:: REQUIRED ACTION ::
Whenever the string "Erinnerungen" turns up in a line below, that line should be copied.

(Page and application data records)
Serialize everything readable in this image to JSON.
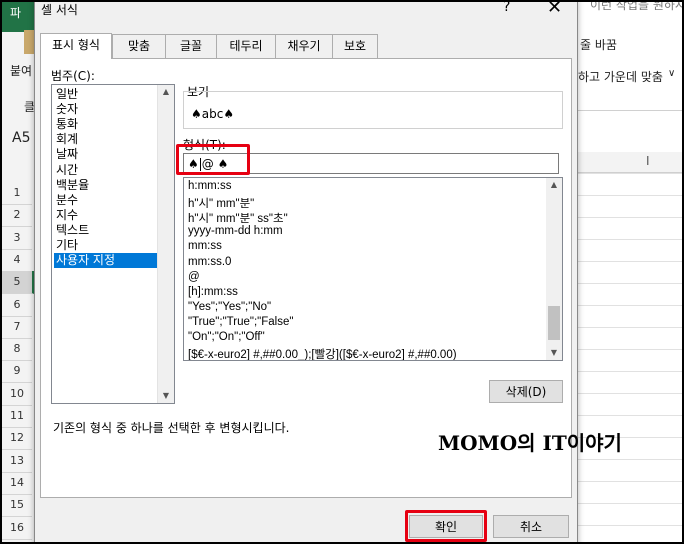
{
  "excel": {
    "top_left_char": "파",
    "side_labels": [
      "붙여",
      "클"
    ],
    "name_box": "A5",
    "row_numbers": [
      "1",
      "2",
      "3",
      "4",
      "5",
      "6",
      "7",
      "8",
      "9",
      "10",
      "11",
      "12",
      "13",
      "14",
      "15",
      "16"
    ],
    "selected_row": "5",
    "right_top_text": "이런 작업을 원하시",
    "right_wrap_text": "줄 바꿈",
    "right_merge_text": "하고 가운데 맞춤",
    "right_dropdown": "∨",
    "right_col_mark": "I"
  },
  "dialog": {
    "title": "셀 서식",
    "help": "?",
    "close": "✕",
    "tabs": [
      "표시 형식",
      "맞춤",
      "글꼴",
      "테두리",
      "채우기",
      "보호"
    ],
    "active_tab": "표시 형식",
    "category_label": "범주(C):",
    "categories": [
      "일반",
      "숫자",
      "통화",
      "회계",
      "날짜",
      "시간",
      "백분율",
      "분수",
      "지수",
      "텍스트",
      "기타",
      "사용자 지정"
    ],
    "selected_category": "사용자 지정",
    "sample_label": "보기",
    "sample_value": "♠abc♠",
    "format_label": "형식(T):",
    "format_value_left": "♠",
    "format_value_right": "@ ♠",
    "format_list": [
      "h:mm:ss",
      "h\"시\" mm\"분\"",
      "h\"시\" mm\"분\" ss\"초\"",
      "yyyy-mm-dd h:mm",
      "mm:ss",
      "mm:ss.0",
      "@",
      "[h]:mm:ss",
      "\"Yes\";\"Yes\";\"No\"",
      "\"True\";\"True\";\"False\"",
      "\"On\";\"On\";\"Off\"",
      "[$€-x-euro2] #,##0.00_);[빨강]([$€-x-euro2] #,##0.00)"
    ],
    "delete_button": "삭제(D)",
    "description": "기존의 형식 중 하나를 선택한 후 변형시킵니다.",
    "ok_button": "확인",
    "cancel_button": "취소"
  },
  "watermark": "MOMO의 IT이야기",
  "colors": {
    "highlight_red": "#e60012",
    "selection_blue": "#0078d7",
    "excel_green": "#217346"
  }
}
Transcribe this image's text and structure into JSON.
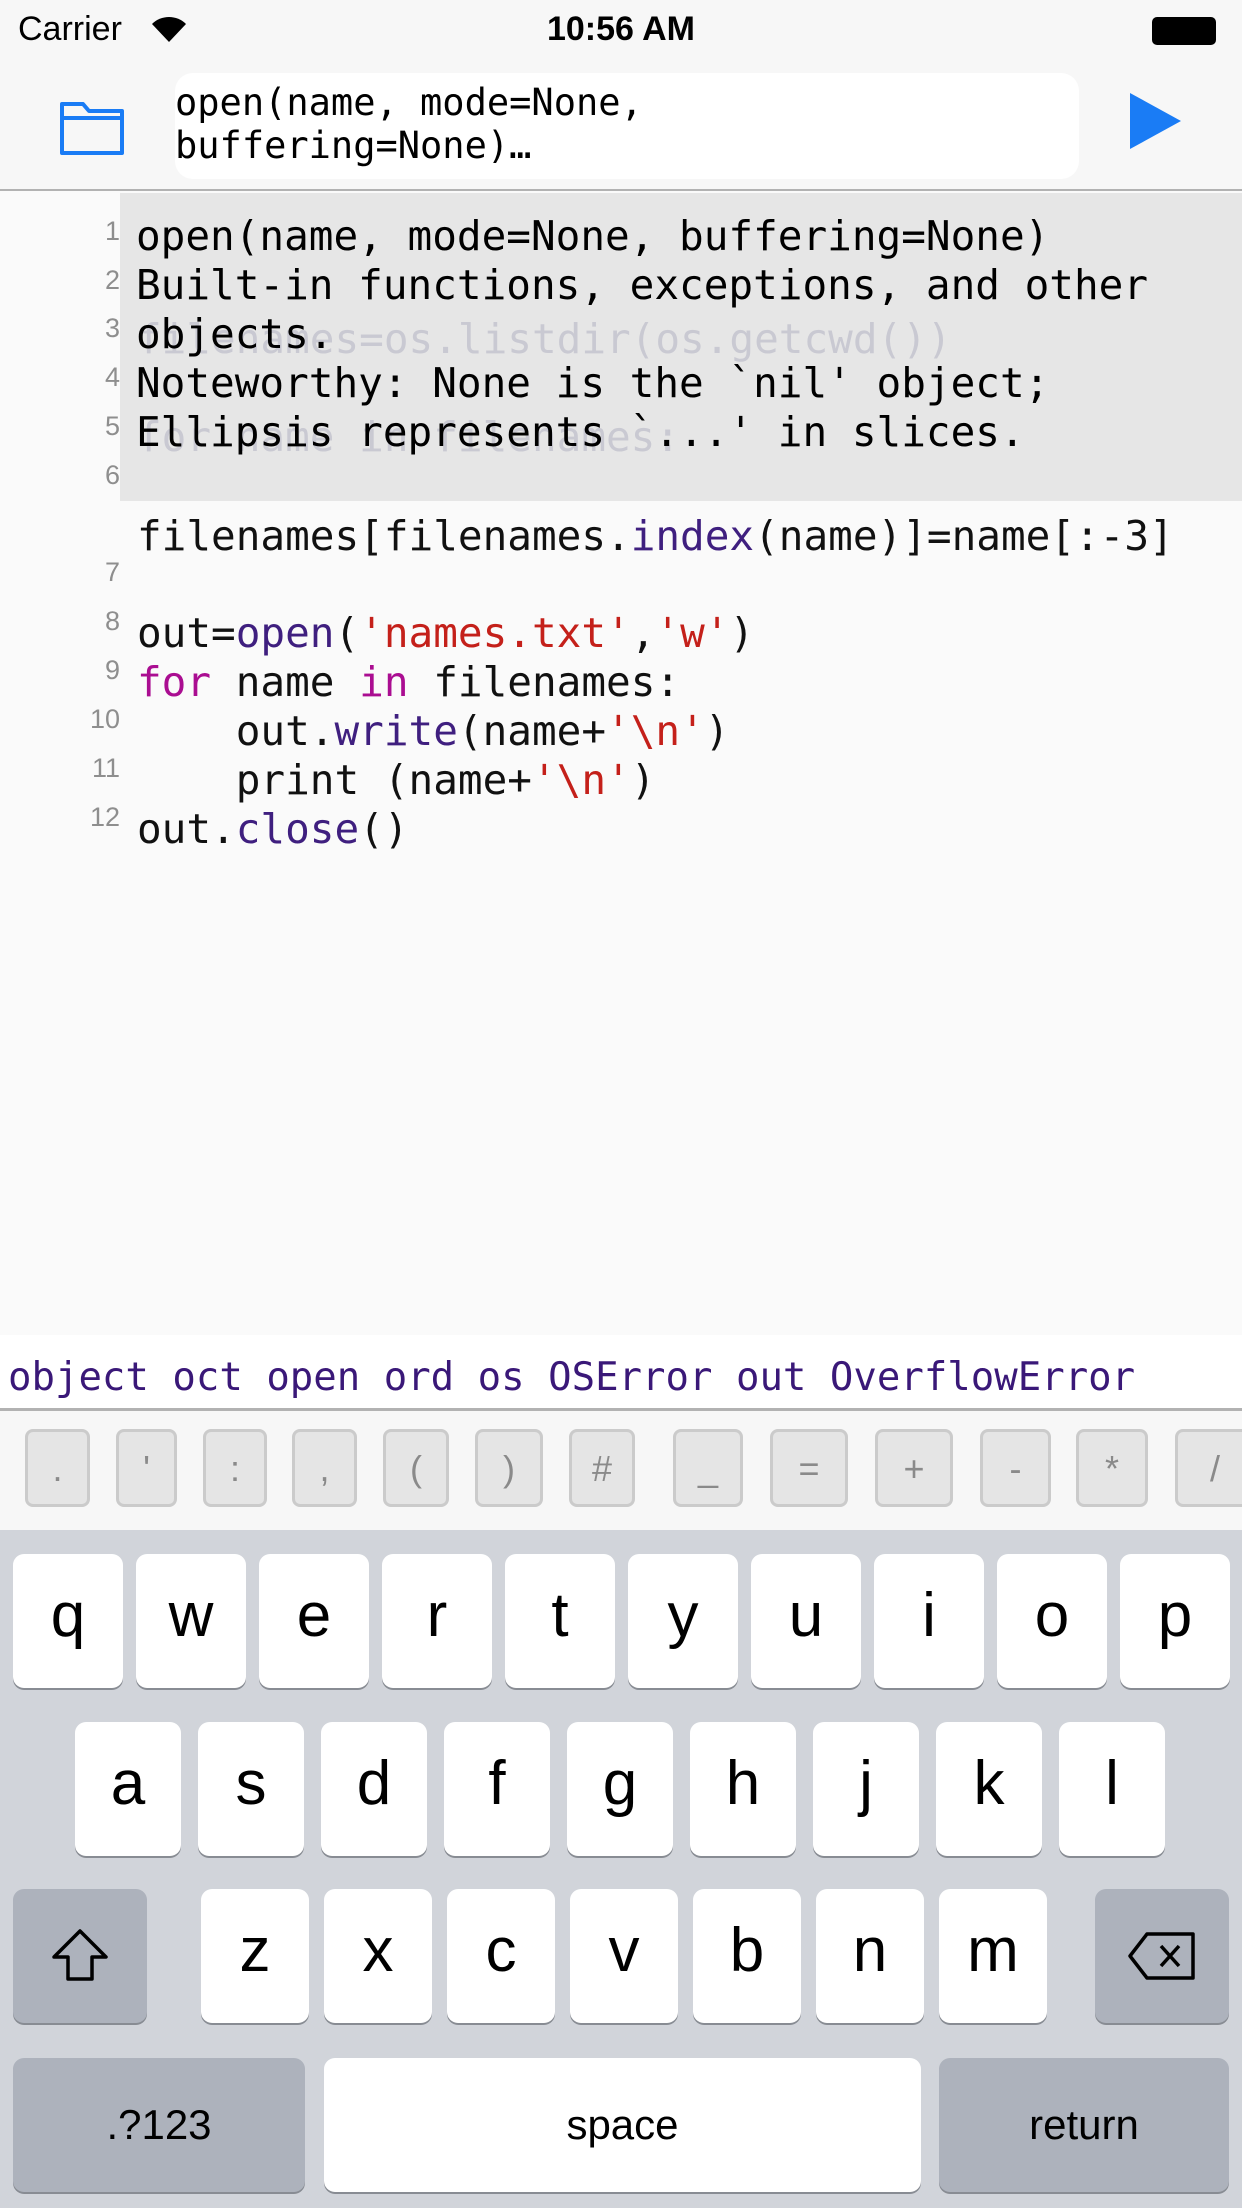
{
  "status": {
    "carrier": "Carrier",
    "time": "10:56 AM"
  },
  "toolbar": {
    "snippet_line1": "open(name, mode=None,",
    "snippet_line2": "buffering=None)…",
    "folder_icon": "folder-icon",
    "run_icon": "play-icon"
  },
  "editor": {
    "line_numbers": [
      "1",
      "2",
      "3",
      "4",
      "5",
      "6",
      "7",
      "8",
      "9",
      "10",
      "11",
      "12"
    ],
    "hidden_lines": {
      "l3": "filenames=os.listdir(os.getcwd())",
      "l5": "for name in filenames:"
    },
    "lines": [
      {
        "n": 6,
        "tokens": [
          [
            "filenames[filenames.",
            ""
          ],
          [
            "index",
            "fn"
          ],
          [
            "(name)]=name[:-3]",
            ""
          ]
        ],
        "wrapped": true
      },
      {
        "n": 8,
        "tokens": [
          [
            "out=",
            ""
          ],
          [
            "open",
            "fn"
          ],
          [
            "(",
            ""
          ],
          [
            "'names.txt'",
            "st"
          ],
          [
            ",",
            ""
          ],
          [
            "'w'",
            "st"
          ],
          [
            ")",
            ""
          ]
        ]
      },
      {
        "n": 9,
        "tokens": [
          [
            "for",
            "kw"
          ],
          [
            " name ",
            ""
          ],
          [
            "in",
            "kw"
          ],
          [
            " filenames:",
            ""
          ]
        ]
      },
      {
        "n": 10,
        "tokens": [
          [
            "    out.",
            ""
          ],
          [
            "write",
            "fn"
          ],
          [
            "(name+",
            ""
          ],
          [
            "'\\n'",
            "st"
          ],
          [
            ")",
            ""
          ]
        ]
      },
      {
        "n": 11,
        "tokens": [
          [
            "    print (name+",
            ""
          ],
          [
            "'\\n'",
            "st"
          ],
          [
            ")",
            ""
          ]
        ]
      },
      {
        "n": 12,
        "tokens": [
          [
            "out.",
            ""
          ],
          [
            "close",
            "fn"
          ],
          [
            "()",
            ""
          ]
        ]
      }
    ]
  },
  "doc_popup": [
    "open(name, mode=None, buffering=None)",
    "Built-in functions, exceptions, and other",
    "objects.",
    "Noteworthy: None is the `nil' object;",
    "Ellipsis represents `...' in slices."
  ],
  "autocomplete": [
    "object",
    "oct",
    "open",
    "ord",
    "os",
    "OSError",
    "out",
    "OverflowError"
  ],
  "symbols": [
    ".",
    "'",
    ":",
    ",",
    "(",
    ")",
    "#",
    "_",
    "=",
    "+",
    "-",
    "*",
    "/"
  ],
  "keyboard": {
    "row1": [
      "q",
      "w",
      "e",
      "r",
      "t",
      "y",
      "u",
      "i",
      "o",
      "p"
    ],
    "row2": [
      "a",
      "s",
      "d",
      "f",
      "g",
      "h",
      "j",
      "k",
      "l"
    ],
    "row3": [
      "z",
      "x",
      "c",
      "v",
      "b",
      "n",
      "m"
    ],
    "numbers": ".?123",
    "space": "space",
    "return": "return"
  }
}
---
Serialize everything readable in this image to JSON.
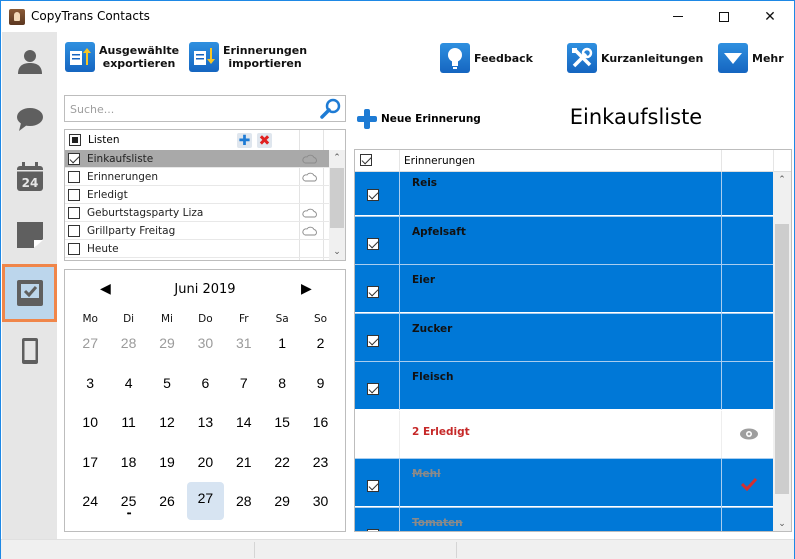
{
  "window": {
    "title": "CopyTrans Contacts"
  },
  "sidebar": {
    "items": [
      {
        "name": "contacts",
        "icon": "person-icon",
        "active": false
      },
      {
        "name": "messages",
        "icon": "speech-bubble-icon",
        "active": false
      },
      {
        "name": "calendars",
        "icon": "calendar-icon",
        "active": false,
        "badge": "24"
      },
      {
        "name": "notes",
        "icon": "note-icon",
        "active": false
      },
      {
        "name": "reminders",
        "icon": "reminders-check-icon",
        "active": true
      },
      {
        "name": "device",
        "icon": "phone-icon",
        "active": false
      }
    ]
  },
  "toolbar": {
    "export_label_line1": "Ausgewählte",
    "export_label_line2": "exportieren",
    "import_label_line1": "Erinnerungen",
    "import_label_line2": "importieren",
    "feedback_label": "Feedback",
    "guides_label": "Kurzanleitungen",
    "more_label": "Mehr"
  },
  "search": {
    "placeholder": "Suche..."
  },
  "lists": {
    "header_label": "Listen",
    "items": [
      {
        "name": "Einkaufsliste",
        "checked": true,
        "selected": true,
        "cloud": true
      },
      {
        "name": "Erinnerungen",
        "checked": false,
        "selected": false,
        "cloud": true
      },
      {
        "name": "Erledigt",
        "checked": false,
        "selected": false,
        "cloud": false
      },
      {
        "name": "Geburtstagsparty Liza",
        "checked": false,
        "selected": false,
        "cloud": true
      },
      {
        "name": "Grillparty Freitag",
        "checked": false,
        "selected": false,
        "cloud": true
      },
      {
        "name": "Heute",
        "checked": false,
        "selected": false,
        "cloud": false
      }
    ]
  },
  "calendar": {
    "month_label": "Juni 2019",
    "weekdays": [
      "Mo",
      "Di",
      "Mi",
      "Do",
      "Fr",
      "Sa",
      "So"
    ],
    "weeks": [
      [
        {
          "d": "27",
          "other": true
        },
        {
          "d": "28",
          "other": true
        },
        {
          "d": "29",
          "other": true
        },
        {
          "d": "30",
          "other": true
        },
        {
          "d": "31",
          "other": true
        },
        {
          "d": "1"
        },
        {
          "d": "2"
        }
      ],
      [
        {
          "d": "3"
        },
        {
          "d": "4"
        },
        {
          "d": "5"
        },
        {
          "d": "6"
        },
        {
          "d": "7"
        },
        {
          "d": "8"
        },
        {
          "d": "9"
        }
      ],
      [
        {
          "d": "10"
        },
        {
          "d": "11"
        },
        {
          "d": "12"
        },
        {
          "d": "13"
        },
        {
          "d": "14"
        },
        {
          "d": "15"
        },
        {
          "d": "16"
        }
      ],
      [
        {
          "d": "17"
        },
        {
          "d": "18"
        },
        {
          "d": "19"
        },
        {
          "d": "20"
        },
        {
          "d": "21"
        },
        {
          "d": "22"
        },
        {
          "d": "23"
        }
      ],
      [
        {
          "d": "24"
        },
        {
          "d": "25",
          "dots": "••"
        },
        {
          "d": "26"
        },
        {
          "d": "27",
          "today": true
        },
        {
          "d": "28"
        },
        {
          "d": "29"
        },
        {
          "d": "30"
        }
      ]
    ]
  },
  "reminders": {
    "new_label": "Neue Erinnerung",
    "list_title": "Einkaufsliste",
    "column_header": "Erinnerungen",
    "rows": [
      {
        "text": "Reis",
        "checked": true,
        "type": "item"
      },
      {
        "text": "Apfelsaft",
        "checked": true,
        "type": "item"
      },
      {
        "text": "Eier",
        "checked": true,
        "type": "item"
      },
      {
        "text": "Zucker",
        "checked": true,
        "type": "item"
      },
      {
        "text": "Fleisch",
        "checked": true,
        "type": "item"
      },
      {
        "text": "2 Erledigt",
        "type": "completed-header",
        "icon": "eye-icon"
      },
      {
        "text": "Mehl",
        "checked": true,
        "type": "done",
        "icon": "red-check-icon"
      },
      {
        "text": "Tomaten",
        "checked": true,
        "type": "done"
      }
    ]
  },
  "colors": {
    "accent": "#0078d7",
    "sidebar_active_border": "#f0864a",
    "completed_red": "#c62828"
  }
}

:: COMPLETED TASK ::
    "import_label_line1": "Erinnerungen",
        "name": "Erinnerungen",
    "column_header": "Erinnerungen",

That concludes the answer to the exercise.